# Activity:
Each entry that follows should be given again word for word; please leave out its pictures.

[Website and app data records]
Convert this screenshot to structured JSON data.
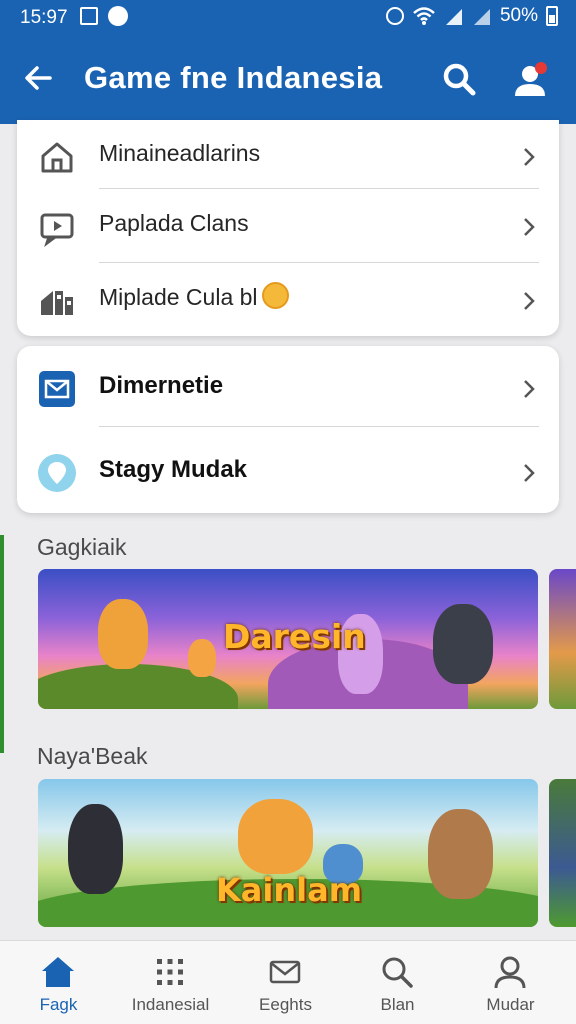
{
  "status_bar": {
    "time": "15:97",
    "battery": "50%"
  },
  "app_bar": {
    "title": "Game fne Indanesia"
  },
  "menu_group_1": [
    {
      "label": "Minaineadlarins",
      "icon": "home-icon"
    },
    {
      "label": "Paplada Clans",
      "icon": "video-icon"
    },
    {
      "label": "Miplade Cula bl",
      "icon": "building-icon",
      "has_emoji": true
    }
  ],
  "menu_group_2": [
    {
      "label": "Dimernetie",
      "icon": "mail-icon"
    },
    {
      "label": "Stagy Mudak",
      "icon": "location-icon"
    }
  ],
  "sections": [
    {
      "title": "Gagkiaik",
      "banner_text": "Daresin"
    },
    {
      "title": "Naya'Beak",
      "banner_text": "Kainlam"
    }
  ],
  "bottom_nav": [
    {
      "label": "Fagk",
      "icon": "home-icon",
      "active": true
    },
    {
      "label": "Indanesial",
      "icon": "grid-icon",
      "active": false
    },
    {
      "label": "Eeghts",
      "icon": "mail-icon",
      "active": false
    },
    {
      "label": "Blan",
      "icon": "search-icon",
      "active": false
    },
    {
      "label": "Mudar",
      "icon": "person-icon",
      "active": false
    }
  ],
  "colors": {
    "primary": "#1a63b3",
    "background": "#ececee",
    "mail_icon_bg": "#1a63b3",
    "location_icon_bg": "#8fd3ec"
  }
}
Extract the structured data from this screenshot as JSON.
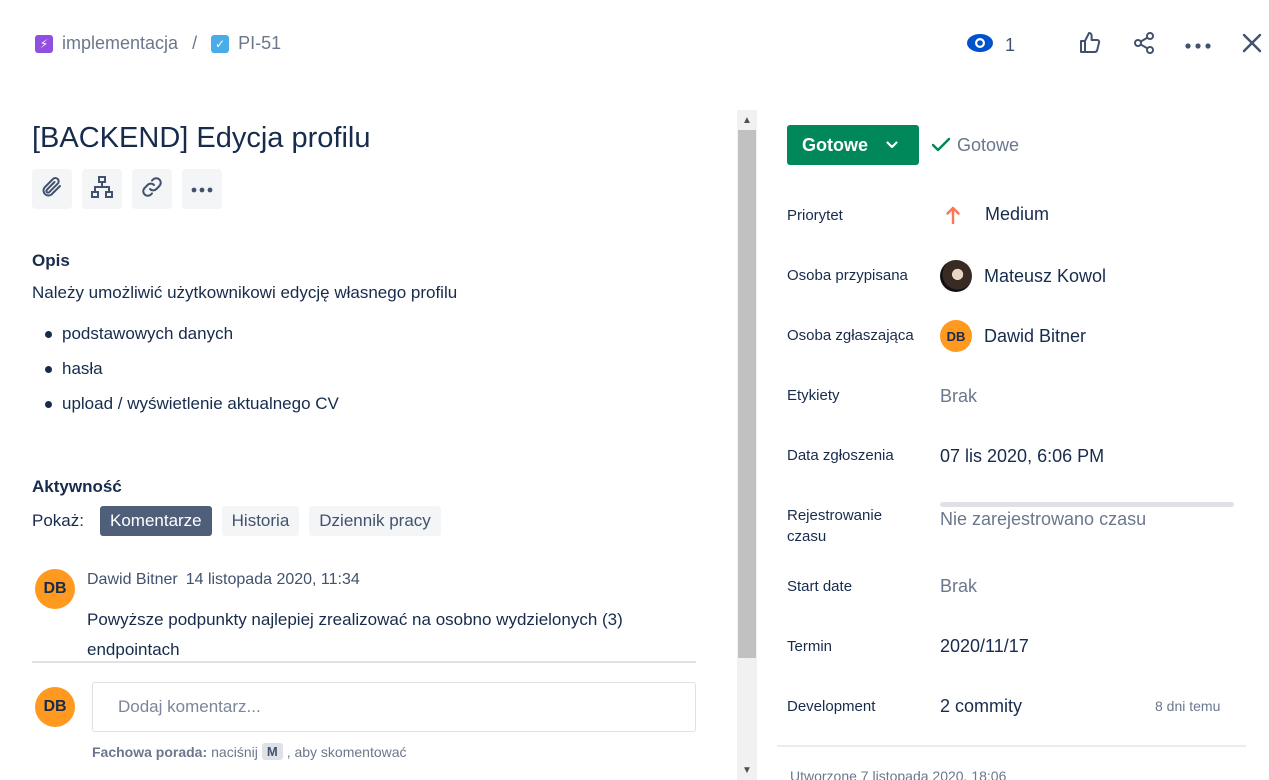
{
  "breadcrumb": {
    "epic": "implementacja",
    "separator": "/",
    "issue_key": "PI-51"
  },
  "header": {
    "watch_count": "1"
  },
  "issue": {
    "title": "[BACKEND] Edycja profilu"
  },
  "description": {
    "heading": "Opis",
    "text": "Należy umożliwić użytkownikowi edycję własnego profilu",
    "items": [
      "podstawowych danych",
      "hasła",
      "upload / wyświetlenie aktualnego CV"
    ]
  },
  "activity": {
    "heading": "Aktywność",
    "show_label": "Pokaż:",
    "tabs": [
      "Komentarze",
      "Historia",
      "Dziennik pracy"
    ],
    "comments": [
      {
        "initials": "DB",
        "author": "Dawid Bitner",
        "time": "14 listopada 2020, 11:34",
        "body": "Powyższe podpunkty najlepiej zrealizować na osobno wydzielonych (3) endpointach"
      }
    ],
    "new_comment": {
      "initials": "DB",
      "placeholder": "Dodaj komentarz...",
      "tip_bold": "Fachowa porada:",
      "tip_pre": "naciśnij",
      "tip_key": "M",
      "tip_post": ", aby skomentować"
    }
  },
  "sidebar": {
    "status_label": "Gotowe",
    "resolution": "Gotowe",
    "fields": {
      "priority": {
        "label": "Priorytet",
        "value": "Medium"
      },
      "assignee": {
        "label": "Osoba przypisana",
        "value": "Mateusz Kowol"
      },
      "reporter": {
        "label": "Osoba zgłaszająca",
        "value": "Dawid Bitner",
        "initials": "DB"
      },
      "labels": {
        "label": "Etykiety",
        "value": "Brak"
      },
      "created_date": {
        "label": "Data zgłoszenia",
        "value": "07 lis 2020, 6:06 PM"
      },
      "time_tracking": {
        "label": "Rejestrowanie czasu",
        "value": "Nie zarejestrowano czasu"
      },
      "start_date": {
        "label": "Start date",
        "value": "Brak"
      },
      "due_date": {
        "label": "Termin",
        "value": "2020/11/17"
      },
      "development": {
        "label": "Development",
        "value": "2 commity",
        "time": "8 dni temu"
      }
    },
    "created_footer": "Utworzone 7 listopada 2020, 18:06"
  },
  "colors": {
    "status_green": "#00875a",
    "priority_orange": "#ff7452",
    "watch_blue": "#0052cc",
    "avatar_orange": "#ff991f"
  }
}
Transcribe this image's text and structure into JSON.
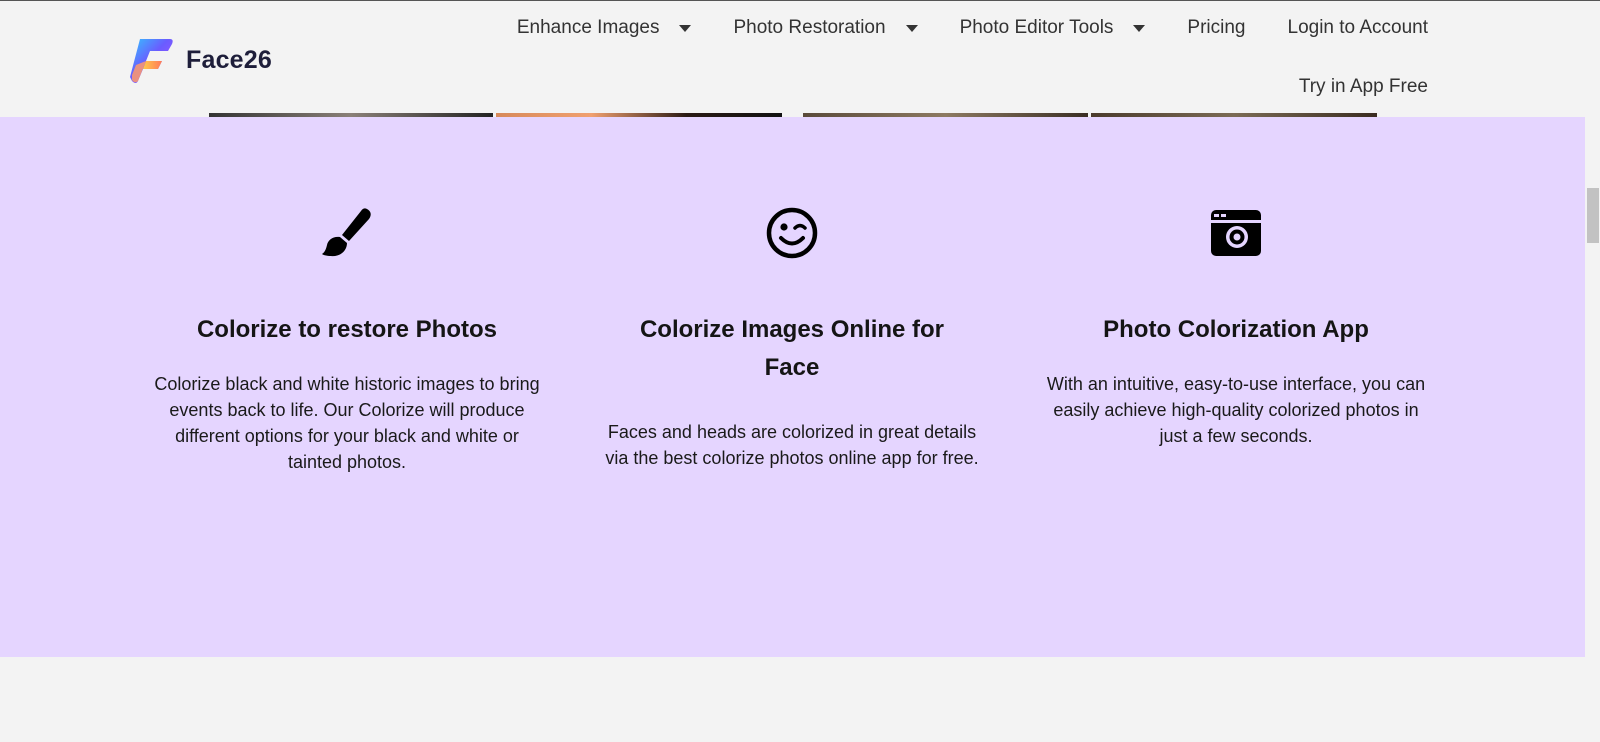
{
  "brand": {
    "name": "Face26",
    "logo_colors": [
      "#6a5cff",
      "#ff7a59",
      "#ffc94a",
      "#33c5ff"
    ]
  },
  "nav": {
    "items": [
      {
        "label": "Enhance Images",
        "has_dropdown": true
      },
      {
        "label": "Photo Restoration",
        "has_dropdown": true
      },
      {
        "label": "Photo Editor Tools",
        "has_dropdown": true
      },
      {
        "label": "Pricing",
        "has_dropdown": false
      },
      {
        "label": "Login to Account",
        "has_dropdown": false
      }
    ],
    "try_label": "Try in App Free"
  },
  "features": {
    "background": "#e5d5ff",
    "items": [
      {
        "icon": "paintbrush-icon",
        "title": "Colorize to restore Photos",
        "text": "Colorize black and white historic images to bring events back to life. Our Colorize will produce different options for your black and white or tainted photos."
      },
      {
        "icon": "wink-face-icon",
        "title": "Colorize Images Online for Face",
        "text": "Faces and heads are colorized in great details via the best colorize photos online app for free."
      },
      {
        "icon": "camera-icon",
        "title": "Photo Colorization App",
        "text": "With an intuitive, easy-to-use interface, you can easily achieve high-quality colorized photos in just a few seconds."
      }
    ]
  }
}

# Written response:
Convert this screenshot to structured JSON data.
{
  "status_bar": {
    "time": "15:97",
    "battery": "50%"
  },
  "app_bar": {
    "title": "Game fne Indanesia"
  },
  "menu_group_1": [
    {
      "label": "Minaineadlarins",
      "icon": "home-icon"
    },
    {
      "label": "Paplada Clans",
      "icon": "video-icon"
    },
    {
      "label": "Miplade Cula bl",
      "icon": "building-icon",
      "has_emoji": true
    }
  ],
  "menu_group_2": [
    {
      "label": "Dimernetie",
      "icon": "mail-icon"
    },
    {
      "label": "Stagy Mudak",
      "icon": "location-icon"
    }
  ],
  "sections": [
    {
      "title": "Gagkiaik",
      "banner_text": "Daresin"
    },
    {
      "title": "Naya'Beak",
      "banner_text": "Kainlam"
    }
  ],
  "bottom_nav": [
    {
      "label": "Fagk",
      "icon": "home-icon",
      "active": true
    },
    {
      "label": "Indanesial",
      "icon": "grid-icon",
      "active": false
    },
    {
      "label": "Eeghts",
      "icon": "mail-icon",
      "active": false
    },
    {
      "label": "Blan",
      "icon": "search-icon",
      "active": false
    },
    {
      "label": "Mudar",
      "icon": "person-icon",
      "active": false
    }
  ],
  "colors": {
    "primary": "#1a63b3",
    "background": "#ececee",
    "mail_icon_bg": "#1a63b3",
    "location_icon_bg": "#8fd3ec"
  }
}
Extract the structured data from this screenshot as JSON.
{
  "breadcrumb": {
    "epic": "implementacja",
    "separator": "/",
    "issue_key": "PI-51"
  },
  "header": {
    "watch_count": "1"
  },
  "issue": {
    "title": "[BACKEND] Edycja profilu"
  },
  "description": {
    "heading": "Opis",
    "text": "Należy umożliwić użytkownikowi edycję własnego profilu",
    "items": [
      "podstawowych danych",
      "hasła",
      "upload / wyświetlenie aktualnego CV"
    ]
  },
  "activity": {
    "heading": "Aktywność",
    "show_label": "Pokaż:",
    "tabs": [
      "Komentarze",
      "Historia",
      "Dziennik pracy"
    ],
    "comments": [
      {
        "initials": "DB",
        "author": "Dawid Bitner",
        "time": "14 listopada 2020, 11:34",
        "body": "Powyższe podpunkty najlepiej zrealizować na osobno wydzielonych (3) endpointach"
      }
    ],
    "new_comment": {
      "initials": "DB",
      "placeholder": "Dodaj komentarz...",
      "tip_bold": "Fachowa porada:",
      "tip_pre": "naciśnij",
      "tip_key": "M",
      "tip_post": ", aby skomentować"
    }
  },
  "sidebar": {
    "status_label": "Gotowe",
    "resolution": "Gotowe",
    "fields": {
      "priority": {
        "label": "Priorytet",
        "value": "Medium"
      },
      "assignee": {
        "label": "Osoba przypisana",
        "value": "Mateusz Kowol"
      },
      "reporter": {
        "label": "Osoba zgłaszająca",
        "value": "Dawid Bitner",
        "initials": "DB"
      },
      "labels": {
        "label": "Etykiety",
        "value": "Brak"
      },
      "created_date": {
        "label": "Data zgłoszenia",
        "value": "07 lis 2020, 6:06 PM"
      },
      "time_tracking": {
        "label": "Rejestrowanie czasu",
        "value": "Nie zarejestrowano czasu"
      },
      "start_date": {
        "label": "Start date",
        "value": "Brak"
      },
      "due_date": {
        "label": "Termin",
        "value": "2020/11/17"
      },
      "development": {
        "label": "Development",
        "value": "2 commity",
        "time": "8 dni temu"
      }
    },
    "created_footer": "Utworzone 7 listopada 2020, 18:06"
  },
  "colors": {
    "status_green": "#00875a",
    "priority_orange": "#ff7452",
    "watch_blue": "#0052cc",
    "avatar_orange": "#ff991f"
  }
}
Transcribe this image's text and structure into JSON.
{
  "brand": {
    "name": "Face26",
    "logo_colors": [
      "#6a5cff",
      "#ff7a59",
      "#ffc94a",
      "#33c5ff"
    ]
  },
  "nav": {
    "items": [
      {
        "label": "Enhance Images",
        "has_dropdown": true
      },
      {
        "label": "Photo Restoration",
        "has_dropdown": true
      },
      {
        "label": "Photo Editor Tools",
        "has_dropdown": true
      },
      {
        "label": "Pricing",
        "has_dropdown": false
      },
      {
        "label": "Login to Account",
        "has_dropdown": false
      }
    ],
    "try_label": "Try in App Free"
  },
  "features": {
    "background": "#e5d5ff",
    "items": [
      {
        "icon": "paintbrush-icon",
        "title": "Colorize to restore Photos",
        "text": "Colorize black and white historic images to bring events back to life. Our Colorize will produce different options for your black and white or tainted photos."
      },
      {
        "icon": "wink-face-icon",
        "title": "Colorize Images Online for Face",
        "text": "Faces and heads are colorized in great details via the best colorize photos online app for free."
      },
      {
        "icon": "camera-icon",
        "title": "Photo Colorization App",
        "text": "With an intuitive, easy-to-use interface, you can easily achieve high-quality colorized photos in just a few seconds."
      }
    ]
  }
}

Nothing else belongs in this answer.